App and web page records
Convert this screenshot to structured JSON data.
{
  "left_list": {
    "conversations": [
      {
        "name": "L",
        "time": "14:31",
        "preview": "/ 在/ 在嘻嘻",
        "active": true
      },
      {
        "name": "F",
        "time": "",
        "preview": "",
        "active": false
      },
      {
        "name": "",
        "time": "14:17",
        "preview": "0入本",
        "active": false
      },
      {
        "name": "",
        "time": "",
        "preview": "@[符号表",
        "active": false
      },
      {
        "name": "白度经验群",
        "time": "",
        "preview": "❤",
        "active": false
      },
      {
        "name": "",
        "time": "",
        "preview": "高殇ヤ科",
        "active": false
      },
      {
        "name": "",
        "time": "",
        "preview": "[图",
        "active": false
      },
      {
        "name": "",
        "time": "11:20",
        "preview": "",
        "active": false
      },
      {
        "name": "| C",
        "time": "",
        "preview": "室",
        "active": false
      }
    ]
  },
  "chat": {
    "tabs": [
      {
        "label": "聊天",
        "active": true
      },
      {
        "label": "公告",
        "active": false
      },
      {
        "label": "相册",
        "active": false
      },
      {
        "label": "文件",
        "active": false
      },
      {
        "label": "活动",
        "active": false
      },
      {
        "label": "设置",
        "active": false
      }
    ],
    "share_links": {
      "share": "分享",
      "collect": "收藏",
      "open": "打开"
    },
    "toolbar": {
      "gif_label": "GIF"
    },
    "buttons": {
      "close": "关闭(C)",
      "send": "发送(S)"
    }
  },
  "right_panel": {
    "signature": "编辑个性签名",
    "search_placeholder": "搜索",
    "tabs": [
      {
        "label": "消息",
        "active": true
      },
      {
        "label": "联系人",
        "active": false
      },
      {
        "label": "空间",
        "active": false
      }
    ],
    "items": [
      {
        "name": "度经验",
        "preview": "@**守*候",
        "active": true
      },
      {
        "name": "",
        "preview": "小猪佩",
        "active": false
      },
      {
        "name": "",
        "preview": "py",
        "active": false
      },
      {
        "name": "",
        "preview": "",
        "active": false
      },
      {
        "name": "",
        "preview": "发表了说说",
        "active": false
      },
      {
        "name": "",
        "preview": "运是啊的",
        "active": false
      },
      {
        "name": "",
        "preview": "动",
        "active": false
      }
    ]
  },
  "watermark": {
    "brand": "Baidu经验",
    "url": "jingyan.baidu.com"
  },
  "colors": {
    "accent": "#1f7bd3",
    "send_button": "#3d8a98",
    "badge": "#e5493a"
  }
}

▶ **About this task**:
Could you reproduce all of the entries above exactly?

▶ **Expected output**:
Convert this screenshot to structured JSON data.
{
  "left_list": {
    "conversations": [
      {
        "name": "L",
        "time": "14:31",
        "preview": "/ 在/ 在嘻嘻",
        "active": true
      },
      {
        "name": "F",
        "time": "",
        "preview": "",
        "active": false
      },
      {
        "name": "",
        "time": "14:17",
        "preview": "0入本",
        "active": false
      },
      {
        "name": "",
        "time": "",
        "preview": "@[符号表",
        "active": false
      },
      {
        "name": "白度经验群",
        "time": "",
        "preview": "❤",
        "active": false
      },
      {
        "name": "",
        "time": "",
        "preview": "高殇ヤ科",
        "active": false
      },
      {
        "name": "",
        "time": "",
        "preview": "[图",
        "active": false
      },
      {
        "name": "",
        "time": "11:20",
        "preview": "",
        "active": false
      },
      {
        "name": "| C",
        "time": "",
        "preview": "室",
        "active": false
      }
    ]
  },
  "chat": {
    "tabs": [
      {
        "label": "聊天",
        "active": true
      },
      {
        "label": "公告",
        "active": false
      },
      {
        "label": "相册",
        "active": false
      },
      {
        "label": "文件",
        "active": false
      },
      {
        "label": "活动",
        "active": false
      },
      {
        "label": "设置",
        "active": false
      }
    ],
    "share_links": {
      "share": "分享",
      "collect": "收藏",
      "open": "打开"
    },
    "toolbar": {
      "gif_label": "GIF"
    },
    "buttons": {
      "close": "关闭(C)",
      "send": "发送(S)"
    }
  },
  "right_panel": {
    "signature": "编辑个性签名",
    "search_placeholder": "搜索",
    "tabs": [
      {
        "label": "消息",
        "active": true
      },
      {
        "label": "联系人",
        "active": false
      },
      {
        "label": "空间",
        "active": false
      }
    ],
    "items": [
      {
        "name": "度经验",
        "preview": "@**守*候",
        "active": true
      },
      {
        "name": "",
        "preview": "小猪佩",
        "active": false
      },
      {
        "name": "",
        "preview": "py",
        "active": false
      },
      {
        "name": "",
        "preview": "",
        "active": false
      },
      {
        "name": "",
        "preview": "发表了说说",
        "active": false
      },
      {
        "name": "",
        "preview": "运是啊的",
        "active": false
      },
      {
        "name": "",
        "preview": "动",
        "active": false
      }
    ]
  },
  "watermark": {
    "brand": "Baidu经验",
    "url": "jingyan.baidu.com"
  },
  "colors": {
    "accent": "#1f7bd3",
    "send_button": "#3d8a98",
    "badge": "#e5493a"
  }
}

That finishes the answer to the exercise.